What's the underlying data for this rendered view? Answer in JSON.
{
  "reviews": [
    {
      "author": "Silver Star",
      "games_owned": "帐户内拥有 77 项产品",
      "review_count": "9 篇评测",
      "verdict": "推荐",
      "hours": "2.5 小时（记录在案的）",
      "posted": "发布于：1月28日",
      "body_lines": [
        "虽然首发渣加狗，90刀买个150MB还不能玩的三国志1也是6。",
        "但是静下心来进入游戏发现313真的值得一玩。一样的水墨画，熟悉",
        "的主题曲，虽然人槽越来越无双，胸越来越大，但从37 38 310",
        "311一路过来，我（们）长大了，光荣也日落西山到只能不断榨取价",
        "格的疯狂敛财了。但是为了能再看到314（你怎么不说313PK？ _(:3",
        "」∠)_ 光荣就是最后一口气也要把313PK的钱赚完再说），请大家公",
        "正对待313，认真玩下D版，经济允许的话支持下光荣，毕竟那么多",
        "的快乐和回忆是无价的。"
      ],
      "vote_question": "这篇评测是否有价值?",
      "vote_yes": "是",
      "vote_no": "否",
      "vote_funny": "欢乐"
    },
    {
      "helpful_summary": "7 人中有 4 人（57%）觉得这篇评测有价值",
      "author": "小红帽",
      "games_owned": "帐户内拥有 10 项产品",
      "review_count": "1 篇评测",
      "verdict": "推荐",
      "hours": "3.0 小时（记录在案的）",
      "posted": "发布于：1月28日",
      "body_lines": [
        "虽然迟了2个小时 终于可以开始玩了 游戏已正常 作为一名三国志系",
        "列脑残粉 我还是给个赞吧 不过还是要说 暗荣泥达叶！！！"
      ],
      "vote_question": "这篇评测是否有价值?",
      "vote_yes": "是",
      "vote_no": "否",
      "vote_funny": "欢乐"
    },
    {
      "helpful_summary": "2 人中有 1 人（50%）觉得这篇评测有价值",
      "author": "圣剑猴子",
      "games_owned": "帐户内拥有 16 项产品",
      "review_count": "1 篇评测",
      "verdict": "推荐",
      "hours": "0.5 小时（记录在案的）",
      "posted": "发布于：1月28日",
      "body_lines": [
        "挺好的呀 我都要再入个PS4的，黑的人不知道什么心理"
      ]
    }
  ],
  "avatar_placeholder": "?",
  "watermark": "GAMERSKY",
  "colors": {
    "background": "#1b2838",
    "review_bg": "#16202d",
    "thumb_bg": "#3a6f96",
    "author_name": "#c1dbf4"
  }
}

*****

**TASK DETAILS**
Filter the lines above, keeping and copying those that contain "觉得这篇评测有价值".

**ANSWER BOX**
      "helpful_summary": "7 人中有 4 人（57%）觉得这篇评测有价值",
      "helpful_summary": "2 人中有 1 人（50%）觉得这篇评测有价值",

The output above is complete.